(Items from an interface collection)
--- START ---

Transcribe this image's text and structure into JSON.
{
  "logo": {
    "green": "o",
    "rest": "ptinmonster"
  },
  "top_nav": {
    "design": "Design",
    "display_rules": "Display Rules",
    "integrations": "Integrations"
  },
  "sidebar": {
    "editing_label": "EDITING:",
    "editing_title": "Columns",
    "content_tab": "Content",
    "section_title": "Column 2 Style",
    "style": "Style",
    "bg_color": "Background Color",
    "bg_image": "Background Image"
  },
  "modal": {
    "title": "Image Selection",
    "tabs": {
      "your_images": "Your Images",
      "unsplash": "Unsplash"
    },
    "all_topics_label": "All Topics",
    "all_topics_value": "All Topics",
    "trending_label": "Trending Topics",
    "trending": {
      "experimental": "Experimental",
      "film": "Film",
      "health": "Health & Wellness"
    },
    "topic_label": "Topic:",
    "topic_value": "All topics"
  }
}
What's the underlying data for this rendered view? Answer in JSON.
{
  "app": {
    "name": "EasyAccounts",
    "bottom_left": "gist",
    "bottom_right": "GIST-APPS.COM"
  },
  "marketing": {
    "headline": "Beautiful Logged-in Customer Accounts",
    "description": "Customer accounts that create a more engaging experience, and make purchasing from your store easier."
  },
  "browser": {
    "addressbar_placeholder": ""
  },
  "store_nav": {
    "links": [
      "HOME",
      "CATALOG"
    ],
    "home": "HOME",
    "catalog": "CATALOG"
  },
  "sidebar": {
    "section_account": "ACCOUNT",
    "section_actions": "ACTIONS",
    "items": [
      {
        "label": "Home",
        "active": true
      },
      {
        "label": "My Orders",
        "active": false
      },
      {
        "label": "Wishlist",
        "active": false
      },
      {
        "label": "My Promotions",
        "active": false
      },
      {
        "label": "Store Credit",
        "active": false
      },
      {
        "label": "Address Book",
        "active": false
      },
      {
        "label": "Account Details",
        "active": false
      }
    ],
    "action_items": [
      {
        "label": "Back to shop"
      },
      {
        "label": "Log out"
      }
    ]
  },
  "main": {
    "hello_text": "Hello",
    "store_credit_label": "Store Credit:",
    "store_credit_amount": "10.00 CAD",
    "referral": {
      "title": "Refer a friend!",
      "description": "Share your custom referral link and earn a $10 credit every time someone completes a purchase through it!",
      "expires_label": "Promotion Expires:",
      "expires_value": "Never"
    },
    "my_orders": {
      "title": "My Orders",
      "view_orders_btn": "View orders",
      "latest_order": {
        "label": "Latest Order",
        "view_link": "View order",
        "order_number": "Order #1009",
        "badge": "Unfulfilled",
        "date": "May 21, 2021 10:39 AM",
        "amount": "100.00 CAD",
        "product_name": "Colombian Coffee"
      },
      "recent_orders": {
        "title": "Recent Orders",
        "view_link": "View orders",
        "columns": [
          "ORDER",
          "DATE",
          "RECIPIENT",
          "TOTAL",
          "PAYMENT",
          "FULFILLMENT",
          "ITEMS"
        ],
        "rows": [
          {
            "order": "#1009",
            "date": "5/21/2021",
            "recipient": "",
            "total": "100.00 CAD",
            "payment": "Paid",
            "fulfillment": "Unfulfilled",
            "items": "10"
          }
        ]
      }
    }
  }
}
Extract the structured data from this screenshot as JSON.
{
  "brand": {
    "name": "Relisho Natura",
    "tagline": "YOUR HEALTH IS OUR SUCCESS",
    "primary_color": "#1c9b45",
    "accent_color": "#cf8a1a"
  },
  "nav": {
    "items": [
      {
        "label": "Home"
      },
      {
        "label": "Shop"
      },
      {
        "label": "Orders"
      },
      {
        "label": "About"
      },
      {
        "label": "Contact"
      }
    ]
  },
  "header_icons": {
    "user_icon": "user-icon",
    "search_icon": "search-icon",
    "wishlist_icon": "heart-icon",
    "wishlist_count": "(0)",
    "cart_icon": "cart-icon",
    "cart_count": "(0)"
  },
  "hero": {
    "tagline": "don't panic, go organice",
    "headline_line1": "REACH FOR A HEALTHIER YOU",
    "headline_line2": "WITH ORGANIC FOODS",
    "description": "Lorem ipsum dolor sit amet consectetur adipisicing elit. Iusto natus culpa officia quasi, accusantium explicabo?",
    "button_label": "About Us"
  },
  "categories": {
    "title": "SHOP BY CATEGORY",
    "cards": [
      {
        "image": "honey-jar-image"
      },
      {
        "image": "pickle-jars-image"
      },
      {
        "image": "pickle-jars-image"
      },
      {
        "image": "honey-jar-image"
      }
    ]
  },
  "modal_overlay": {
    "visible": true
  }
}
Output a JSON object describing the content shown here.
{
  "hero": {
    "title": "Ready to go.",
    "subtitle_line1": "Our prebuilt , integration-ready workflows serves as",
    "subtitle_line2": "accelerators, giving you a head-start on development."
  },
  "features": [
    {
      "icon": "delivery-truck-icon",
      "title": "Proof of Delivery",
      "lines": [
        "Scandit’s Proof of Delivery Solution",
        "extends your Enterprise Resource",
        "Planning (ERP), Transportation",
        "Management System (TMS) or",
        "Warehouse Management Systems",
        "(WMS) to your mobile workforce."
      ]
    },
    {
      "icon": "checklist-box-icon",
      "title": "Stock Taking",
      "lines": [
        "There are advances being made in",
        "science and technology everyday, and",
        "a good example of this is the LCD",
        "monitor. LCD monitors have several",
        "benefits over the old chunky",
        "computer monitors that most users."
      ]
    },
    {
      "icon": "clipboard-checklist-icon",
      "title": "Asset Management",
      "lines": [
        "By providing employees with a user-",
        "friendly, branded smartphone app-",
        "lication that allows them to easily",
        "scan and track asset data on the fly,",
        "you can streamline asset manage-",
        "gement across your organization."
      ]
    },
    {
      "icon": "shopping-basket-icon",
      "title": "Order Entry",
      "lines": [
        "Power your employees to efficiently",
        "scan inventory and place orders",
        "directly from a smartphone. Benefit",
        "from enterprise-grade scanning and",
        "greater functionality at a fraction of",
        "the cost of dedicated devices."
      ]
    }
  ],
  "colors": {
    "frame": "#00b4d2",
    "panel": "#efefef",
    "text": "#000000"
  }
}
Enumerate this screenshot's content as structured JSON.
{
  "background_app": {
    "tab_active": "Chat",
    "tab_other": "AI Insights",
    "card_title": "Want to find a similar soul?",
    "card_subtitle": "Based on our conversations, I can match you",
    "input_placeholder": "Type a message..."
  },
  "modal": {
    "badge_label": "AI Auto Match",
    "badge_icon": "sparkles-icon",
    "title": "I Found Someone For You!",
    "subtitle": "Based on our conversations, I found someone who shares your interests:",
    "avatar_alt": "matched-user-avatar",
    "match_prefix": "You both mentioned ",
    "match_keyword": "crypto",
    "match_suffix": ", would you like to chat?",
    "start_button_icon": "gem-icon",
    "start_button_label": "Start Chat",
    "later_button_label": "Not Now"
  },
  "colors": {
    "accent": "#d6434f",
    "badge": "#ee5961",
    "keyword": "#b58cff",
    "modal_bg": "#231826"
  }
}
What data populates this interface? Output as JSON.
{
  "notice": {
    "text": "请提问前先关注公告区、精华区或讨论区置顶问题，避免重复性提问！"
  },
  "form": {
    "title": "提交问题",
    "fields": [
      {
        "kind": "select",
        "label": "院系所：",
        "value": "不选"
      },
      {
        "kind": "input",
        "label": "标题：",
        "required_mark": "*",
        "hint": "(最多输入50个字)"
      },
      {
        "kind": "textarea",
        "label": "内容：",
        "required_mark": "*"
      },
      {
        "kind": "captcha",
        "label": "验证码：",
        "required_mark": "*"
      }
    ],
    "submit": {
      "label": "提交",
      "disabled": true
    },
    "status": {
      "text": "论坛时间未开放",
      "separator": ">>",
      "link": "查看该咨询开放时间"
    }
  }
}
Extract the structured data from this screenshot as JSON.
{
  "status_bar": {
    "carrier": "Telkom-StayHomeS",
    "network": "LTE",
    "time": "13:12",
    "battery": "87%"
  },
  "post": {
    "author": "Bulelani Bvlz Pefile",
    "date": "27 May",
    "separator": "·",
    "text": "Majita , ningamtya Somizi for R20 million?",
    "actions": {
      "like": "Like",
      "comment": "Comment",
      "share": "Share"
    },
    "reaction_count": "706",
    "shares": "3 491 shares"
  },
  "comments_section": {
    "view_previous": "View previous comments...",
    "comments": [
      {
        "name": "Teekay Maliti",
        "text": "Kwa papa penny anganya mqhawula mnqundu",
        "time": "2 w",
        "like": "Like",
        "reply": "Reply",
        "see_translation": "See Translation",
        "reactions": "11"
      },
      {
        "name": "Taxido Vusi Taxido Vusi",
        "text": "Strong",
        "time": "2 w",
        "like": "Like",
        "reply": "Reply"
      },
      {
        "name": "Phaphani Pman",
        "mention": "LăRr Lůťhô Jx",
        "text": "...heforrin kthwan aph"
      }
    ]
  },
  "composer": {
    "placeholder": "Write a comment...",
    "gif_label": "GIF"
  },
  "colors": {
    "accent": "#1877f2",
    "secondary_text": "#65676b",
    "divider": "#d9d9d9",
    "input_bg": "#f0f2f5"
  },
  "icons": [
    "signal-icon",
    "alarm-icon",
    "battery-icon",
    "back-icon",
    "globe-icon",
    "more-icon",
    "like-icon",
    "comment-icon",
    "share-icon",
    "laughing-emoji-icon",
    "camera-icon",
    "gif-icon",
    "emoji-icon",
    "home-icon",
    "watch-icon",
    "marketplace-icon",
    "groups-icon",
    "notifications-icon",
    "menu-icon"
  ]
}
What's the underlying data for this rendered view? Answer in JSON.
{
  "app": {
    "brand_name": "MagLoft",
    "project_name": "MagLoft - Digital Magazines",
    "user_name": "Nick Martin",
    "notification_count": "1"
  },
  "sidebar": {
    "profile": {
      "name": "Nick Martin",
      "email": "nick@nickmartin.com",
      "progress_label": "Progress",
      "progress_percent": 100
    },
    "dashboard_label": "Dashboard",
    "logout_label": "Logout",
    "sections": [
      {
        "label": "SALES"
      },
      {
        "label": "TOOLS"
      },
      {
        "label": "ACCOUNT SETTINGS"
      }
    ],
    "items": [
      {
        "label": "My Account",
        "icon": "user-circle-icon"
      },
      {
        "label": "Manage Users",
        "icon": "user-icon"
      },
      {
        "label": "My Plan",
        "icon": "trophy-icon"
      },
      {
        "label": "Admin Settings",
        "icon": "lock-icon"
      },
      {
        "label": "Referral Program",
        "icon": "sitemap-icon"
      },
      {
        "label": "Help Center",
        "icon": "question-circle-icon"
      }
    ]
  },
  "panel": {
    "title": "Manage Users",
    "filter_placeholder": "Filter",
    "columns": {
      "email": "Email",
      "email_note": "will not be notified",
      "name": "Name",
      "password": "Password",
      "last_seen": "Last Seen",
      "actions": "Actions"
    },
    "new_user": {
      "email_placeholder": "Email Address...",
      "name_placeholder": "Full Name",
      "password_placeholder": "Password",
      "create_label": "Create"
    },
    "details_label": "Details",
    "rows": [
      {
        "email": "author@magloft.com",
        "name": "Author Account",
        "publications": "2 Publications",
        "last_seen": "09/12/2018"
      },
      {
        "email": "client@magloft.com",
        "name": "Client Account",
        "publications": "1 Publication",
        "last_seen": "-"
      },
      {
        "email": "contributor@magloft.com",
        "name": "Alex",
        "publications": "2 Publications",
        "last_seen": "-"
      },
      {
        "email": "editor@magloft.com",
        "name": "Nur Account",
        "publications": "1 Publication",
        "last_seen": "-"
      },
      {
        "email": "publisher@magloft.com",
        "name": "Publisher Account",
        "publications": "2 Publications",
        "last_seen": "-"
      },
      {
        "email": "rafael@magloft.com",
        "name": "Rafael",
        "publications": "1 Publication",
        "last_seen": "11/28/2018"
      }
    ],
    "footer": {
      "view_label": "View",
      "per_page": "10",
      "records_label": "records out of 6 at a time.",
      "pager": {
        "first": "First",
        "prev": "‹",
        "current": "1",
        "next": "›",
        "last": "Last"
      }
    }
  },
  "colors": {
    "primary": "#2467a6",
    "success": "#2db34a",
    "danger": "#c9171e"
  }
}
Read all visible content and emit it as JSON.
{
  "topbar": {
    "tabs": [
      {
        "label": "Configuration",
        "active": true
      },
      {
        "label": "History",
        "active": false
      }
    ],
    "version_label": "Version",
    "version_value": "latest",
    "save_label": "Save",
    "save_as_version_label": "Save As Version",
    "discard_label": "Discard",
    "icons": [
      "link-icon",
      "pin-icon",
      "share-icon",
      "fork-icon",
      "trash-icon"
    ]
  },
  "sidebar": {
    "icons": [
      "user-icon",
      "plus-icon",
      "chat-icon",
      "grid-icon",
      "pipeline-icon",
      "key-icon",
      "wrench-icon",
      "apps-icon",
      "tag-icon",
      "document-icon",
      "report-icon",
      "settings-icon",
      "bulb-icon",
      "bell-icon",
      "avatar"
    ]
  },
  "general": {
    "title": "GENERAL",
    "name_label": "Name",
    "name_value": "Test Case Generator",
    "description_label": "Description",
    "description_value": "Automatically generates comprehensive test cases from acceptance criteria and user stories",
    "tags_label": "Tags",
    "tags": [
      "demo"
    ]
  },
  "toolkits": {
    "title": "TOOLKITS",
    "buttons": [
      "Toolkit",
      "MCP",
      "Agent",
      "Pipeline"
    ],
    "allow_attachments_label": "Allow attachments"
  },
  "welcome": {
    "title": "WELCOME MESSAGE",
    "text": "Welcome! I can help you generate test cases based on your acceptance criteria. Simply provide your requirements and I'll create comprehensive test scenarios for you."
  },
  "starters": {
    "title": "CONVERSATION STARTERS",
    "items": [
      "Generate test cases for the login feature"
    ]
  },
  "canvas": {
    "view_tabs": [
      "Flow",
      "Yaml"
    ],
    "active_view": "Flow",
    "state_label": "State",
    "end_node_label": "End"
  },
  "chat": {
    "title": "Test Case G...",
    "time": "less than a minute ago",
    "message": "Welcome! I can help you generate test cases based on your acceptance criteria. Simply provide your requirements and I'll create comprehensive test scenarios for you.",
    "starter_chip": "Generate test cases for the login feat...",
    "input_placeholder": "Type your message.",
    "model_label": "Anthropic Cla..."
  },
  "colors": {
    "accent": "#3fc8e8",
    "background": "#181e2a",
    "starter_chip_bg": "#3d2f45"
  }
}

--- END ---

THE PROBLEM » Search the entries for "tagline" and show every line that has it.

TASK ANSWER »
    "tagline": "YOUR HEALTH IS OUR SUCCESS",
    "tagline": "don't panic, go organice",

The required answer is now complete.